We went to St. Andrews on Easter Sunday, 2014, and saw some marvelous sites!
St. Andrews Cathedral
St. Andrews Castle
Sedimentary rock with gulls nesting.
St. Andrews Castle
Another building with a clock on it!
Ears Pierced while you wait! At a church!
More chimneys than you can shake a stick at!
A huge red building I forgot the name of!
Just some photos I took while riding ScotRail.
Near Inverurie I think.
Gorse in bloom!
House on the water.
Between Dundee and Arbroath.
Scenery of Awesome
Firth of Forth
are the smile on my face
your reflection in the water
ripples into confused darkness
until you are far away
and I drown inside
Some fun photos I took in Aberdeen, Scotland in April 2014.
Cool alley, Patagonian Court.
Our awesome hotel, Skene House Whitehall.
Do Not Disturb sign
Aberdeen Art Gallery has some really good art. I liked it better than the one in Edinburgh.
One foggy morning
Lovely litter near train tracks.
A stunning array of waste bins. Oh and cool, spiky-topped buildings, too.
So many cool-looking places, so little time! Here is a smattering of photos I took during my trip in April 2014.
Edinburgh Castle as seen from the garden at St. John’s Cathedral
The People’s Story on the Royal Mile
The view outside our flat on Blair St on a rainy day.
Collanade on Calton Hill
View of Edinburgh from Calton Hill
St. Giles Cathedral
“Hey! It’s really freakin’ hot in here!”
Sorry gluten-free bread, but you are much better toasted.
A couple of years ago I went gluten-free. After feeling much better and losing some weight, too, I decided to experiment on myself, and I learned that I am not so severely effected by gluten that I must avoid all cross-contamination lest a single wheat crumb send me to the hospital. (Such people are out there, and I feel for them, and hope they can get the respect for their condition that they deserve in this climate of gluten-free pseudo-trendiness that has currently beset our culture).
I had heard that some people like myself who just have some gluten-intolerance but not a full blown case of celiac disease can safely eat the wheat products in Europe without ill effects. This apparently has something to do with the increased amount of cross-breeding and hybridization that American wheat has undergone, but European wheat has not (at least not to such a degree). So on my recent trip to Scotland I experimented on myself again, and tried wheat products at least six different times. Part of the time, I felt the effects of gluten (increased hunger, lethargy and/or foggy brain) and part of the time I did not.
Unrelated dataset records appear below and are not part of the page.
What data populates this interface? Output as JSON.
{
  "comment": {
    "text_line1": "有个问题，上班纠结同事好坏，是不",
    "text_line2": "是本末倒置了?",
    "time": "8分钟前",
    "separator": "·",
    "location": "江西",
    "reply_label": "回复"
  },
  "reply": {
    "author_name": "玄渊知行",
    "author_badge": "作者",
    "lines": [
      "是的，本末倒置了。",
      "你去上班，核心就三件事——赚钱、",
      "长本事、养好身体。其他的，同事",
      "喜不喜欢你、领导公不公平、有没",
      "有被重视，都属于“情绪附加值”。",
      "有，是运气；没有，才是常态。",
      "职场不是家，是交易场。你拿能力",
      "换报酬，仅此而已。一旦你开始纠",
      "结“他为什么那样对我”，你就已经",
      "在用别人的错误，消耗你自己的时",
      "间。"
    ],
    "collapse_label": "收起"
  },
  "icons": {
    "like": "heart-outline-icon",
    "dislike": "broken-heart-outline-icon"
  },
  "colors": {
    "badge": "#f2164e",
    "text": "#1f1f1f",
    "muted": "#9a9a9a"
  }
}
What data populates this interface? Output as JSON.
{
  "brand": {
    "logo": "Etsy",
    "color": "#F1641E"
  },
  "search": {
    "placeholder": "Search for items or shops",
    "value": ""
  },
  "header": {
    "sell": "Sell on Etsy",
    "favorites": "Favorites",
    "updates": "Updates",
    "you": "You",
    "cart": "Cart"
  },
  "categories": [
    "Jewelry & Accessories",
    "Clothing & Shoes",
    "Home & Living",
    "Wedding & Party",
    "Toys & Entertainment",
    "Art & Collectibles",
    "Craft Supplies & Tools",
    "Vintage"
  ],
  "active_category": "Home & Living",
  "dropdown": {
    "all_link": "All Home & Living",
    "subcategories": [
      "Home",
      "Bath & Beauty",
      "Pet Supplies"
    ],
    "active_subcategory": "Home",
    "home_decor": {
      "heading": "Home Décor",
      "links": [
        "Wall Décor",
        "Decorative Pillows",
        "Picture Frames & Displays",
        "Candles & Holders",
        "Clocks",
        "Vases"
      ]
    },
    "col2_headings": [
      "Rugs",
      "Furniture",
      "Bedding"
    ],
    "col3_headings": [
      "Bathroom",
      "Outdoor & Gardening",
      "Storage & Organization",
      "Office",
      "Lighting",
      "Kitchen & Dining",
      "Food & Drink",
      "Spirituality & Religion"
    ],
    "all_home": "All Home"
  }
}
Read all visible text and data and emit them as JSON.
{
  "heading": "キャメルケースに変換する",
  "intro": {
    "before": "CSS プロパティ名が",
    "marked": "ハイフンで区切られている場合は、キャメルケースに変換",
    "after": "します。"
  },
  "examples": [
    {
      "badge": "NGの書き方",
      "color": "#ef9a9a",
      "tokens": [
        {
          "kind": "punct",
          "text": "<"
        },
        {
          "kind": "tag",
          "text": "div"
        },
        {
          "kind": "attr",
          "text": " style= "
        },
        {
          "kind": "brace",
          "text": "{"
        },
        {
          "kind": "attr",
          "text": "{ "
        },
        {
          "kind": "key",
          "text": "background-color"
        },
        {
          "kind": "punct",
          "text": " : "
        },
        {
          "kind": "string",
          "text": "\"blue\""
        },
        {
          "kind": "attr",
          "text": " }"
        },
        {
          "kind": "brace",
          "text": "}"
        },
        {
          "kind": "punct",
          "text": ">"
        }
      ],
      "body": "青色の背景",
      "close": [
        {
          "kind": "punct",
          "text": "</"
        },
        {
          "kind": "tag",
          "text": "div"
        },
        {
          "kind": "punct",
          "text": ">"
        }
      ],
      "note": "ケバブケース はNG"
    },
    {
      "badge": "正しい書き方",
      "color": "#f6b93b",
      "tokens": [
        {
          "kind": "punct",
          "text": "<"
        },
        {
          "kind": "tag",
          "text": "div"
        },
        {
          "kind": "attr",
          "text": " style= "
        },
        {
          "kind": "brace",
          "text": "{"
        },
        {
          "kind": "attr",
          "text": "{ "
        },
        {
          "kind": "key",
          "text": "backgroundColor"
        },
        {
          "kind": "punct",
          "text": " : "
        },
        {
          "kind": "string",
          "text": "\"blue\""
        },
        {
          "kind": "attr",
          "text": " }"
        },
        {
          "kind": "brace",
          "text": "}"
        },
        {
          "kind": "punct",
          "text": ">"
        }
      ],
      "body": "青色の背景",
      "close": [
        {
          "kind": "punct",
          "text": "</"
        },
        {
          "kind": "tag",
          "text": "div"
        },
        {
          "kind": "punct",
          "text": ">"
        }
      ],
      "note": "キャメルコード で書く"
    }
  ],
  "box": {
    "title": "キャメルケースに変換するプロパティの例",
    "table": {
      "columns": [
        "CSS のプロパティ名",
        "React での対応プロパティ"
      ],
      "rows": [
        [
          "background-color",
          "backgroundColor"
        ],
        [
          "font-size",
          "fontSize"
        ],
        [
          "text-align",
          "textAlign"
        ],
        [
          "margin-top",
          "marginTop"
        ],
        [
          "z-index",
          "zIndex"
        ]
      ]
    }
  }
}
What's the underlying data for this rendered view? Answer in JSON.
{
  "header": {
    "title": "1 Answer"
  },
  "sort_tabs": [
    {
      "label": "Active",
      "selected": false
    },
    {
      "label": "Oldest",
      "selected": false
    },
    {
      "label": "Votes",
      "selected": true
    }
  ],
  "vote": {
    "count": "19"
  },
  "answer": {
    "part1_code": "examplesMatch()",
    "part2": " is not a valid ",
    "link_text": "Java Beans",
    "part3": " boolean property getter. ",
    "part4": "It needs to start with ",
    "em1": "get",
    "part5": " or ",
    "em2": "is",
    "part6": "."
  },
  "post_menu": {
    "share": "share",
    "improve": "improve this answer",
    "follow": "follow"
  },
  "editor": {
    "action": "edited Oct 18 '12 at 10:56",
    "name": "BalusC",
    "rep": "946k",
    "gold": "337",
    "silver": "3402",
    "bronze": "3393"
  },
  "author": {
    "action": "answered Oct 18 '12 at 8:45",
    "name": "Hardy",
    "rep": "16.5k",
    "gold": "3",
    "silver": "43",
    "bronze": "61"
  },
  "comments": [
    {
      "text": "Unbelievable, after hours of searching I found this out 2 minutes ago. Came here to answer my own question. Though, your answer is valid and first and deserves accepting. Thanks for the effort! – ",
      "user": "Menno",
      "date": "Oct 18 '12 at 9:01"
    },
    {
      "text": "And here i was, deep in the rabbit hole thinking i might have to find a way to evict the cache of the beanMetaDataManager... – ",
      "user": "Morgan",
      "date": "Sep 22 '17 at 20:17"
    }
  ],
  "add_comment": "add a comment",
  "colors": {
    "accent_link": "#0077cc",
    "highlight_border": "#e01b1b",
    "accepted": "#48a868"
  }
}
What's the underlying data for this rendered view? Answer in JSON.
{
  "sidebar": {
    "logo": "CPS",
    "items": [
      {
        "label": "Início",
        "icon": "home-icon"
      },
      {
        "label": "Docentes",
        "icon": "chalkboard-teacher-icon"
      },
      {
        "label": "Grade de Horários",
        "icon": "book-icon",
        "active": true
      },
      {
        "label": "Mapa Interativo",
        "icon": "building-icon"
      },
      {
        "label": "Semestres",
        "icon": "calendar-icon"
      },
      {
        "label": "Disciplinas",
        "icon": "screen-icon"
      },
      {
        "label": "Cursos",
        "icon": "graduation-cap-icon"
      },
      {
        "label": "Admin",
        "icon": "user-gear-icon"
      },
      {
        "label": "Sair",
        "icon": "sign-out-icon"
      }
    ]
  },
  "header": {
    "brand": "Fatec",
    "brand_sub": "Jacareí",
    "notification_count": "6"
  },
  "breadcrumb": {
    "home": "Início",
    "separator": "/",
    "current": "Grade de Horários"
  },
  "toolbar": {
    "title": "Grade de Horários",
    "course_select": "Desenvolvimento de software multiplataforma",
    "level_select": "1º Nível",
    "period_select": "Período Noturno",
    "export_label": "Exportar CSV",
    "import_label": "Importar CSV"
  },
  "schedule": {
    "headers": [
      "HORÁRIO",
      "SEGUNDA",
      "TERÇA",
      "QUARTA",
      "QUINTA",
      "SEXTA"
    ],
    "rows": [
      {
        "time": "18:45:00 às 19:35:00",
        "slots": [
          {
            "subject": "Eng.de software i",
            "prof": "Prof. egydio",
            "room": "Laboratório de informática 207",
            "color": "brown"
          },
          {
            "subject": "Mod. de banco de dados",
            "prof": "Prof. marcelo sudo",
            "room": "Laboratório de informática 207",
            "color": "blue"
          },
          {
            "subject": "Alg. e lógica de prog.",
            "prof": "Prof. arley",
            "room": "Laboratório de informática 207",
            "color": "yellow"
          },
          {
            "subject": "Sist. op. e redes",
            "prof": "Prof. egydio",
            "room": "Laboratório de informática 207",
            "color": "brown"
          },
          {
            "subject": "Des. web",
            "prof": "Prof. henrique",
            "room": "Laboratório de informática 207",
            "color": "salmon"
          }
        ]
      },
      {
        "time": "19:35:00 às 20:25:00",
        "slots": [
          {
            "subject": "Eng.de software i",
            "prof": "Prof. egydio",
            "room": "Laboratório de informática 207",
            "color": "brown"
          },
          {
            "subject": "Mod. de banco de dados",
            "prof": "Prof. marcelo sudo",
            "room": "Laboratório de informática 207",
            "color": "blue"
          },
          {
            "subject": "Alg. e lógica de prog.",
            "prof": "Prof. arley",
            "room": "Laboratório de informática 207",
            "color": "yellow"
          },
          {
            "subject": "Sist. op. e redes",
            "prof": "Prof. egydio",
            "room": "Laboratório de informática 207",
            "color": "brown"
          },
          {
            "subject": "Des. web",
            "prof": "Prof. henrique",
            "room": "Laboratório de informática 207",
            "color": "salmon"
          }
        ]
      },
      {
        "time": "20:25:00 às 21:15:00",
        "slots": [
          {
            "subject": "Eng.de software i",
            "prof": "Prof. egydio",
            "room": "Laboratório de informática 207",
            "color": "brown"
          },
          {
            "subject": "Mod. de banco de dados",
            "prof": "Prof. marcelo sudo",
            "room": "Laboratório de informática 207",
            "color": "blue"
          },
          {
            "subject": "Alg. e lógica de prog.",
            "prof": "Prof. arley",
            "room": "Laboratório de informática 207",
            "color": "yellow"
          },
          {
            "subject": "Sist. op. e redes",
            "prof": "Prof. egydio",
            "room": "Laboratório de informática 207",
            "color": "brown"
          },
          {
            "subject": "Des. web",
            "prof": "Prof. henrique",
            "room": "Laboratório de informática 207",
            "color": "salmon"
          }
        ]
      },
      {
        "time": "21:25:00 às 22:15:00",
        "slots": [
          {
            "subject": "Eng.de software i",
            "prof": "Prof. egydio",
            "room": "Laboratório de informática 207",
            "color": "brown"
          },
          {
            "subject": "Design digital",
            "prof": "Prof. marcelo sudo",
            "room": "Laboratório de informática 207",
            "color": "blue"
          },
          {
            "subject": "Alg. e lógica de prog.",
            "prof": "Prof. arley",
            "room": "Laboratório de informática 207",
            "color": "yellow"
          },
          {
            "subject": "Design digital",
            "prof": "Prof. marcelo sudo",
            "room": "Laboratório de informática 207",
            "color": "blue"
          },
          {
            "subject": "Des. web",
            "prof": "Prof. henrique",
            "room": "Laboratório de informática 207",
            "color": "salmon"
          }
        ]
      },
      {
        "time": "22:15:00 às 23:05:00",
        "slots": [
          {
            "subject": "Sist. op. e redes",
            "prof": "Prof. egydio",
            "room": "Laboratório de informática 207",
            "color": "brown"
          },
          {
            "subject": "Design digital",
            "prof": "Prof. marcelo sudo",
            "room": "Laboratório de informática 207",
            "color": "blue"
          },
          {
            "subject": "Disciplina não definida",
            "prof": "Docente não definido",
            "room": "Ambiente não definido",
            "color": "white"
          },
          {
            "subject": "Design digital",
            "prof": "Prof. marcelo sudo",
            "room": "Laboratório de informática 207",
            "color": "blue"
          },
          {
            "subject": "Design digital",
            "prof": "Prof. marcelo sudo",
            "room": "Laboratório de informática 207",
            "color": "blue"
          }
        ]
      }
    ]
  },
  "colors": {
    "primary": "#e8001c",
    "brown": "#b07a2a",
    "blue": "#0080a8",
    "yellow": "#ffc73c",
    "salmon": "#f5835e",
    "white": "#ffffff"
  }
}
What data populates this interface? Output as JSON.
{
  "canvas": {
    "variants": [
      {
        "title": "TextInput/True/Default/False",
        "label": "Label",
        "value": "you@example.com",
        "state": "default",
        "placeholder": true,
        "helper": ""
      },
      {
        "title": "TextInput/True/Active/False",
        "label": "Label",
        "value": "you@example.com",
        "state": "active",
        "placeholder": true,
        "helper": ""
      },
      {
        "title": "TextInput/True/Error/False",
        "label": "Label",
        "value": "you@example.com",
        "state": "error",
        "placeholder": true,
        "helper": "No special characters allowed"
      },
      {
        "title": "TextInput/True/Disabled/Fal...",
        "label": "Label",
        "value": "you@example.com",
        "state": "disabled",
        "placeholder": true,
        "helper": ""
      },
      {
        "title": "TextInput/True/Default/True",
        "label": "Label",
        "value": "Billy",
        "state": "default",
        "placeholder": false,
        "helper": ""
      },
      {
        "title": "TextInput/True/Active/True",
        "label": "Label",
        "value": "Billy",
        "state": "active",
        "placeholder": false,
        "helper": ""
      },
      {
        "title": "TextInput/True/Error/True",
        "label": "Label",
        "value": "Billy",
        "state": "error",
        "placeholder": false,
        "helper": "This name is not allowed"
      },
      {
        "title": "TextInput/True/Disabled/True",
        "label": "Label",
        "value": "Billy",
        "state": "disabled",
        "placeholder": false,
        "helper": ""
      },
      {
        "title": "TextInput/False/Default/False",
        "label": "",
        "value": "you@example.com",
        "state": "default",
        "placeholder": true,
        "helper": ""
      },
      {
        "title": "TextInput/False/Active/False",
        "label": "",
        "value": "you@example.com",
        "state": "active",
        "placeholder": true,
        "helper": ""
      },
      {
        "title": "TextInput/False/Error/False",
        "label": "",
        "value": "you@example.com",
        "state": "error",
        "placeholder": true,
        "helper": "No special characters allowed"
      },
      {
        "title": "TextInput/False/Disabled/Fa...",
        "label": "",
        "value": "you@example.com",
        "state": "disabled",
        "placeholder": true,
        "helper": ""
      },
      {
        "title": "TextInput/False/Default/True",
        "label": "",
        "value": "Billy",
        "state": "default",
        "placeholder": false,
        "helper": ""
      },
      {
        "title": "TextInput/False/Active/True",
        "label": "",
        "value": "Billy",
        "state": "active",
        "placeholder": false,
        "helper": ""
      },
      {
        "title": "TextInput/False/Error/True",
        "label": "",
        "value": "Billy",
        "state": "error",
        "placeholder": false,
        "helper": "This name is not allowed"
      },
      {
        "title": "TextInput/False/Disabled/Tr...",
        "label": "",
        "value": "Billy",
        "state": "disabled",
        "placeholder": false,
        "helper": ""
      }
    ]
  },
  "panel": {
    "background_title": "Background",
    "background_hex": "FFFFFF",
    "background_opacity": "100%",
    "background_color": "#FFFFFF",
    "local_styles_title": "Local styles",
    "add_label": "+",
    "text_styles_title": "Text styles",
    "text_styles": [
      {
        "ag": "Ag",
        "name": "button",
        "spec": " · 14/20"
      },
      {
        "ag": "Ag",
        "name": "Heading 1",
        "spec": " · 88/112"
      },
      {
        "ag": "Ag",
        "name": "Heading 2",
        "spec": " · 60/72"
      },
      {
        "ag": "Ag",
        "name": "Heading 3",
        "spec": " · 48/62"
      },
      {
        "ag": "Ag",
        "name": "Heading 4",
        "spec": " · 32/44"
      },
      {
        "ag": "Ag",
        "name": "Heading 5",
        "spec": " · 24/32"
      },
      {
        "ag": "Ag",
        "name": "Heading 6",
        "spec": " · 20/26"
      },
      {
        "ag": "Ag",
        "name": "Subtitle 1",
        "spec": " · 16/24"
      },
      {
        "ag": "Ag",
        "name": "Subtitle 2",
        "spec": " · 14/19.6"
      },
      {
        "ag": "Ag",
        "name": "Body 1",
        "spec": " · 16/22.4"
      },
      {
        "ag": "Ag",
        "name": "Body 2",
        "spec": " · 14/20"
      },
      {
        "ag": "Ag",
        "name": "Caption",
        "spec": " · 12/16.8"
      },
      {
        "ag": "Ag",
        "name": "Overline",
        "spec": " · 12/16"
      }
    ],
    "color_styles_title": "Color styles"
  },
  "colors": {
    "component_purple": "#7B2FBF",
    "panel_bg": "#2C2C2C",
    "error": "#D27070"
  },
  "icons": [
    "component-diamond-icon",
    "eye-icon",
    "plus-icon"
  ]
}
In conclusion, I am resolved to continue eating gluten-free for now, but I know that small amounts will not cause a huge problem for me.
Meanwhile, I’d like to share a picture of my favorite gluten-free bread that I could only find at Tesco stores in Scotland. It’s their own brand.
The thing I enjoy most about traveling to a new place is trying foods I can’t get easily at home. Here are the good, the bad and the scary I encountered on my recent trip to Scotland.
My favorite snack: oatcakes with Red Leicester cheese.
Sea buckthorn gelato…what mango would taste like if it were a citrus fruit.
Chicken flavored potato chips?
When my kid and I ordered “cheddar cheese and pickles” sandwiches, we were both imagining green dill pickle slices, not pink chutney or whatever that stuff was.
Cullen Skink…a smoked haddock chowder of sorts…pretty yum.
I didn’t know what it was but tried it anyway. Later learned it was a giant caper.
Pigeon meat…not yum.
Haggis covered with neeps & tatties (turnip and potato mash)…very good actually.
In Aberdeen we went to Pizza Express, where I kept seeing “rocket” on the menu. It’s just what they call “arugula,” and apparently it can be used as a pizza topping.
Bangers and mash…pretty tasty, but weird texture on the bangers.
One of the many unusual chip (I mean, “crisp”) flavors.
HP Sauce, whatever it is exactly, it makes a fried egg cracking good.
Ubiquitous Brown Sauce.
Eggs are kept unrefrigerated.
More wacky crisp flavors.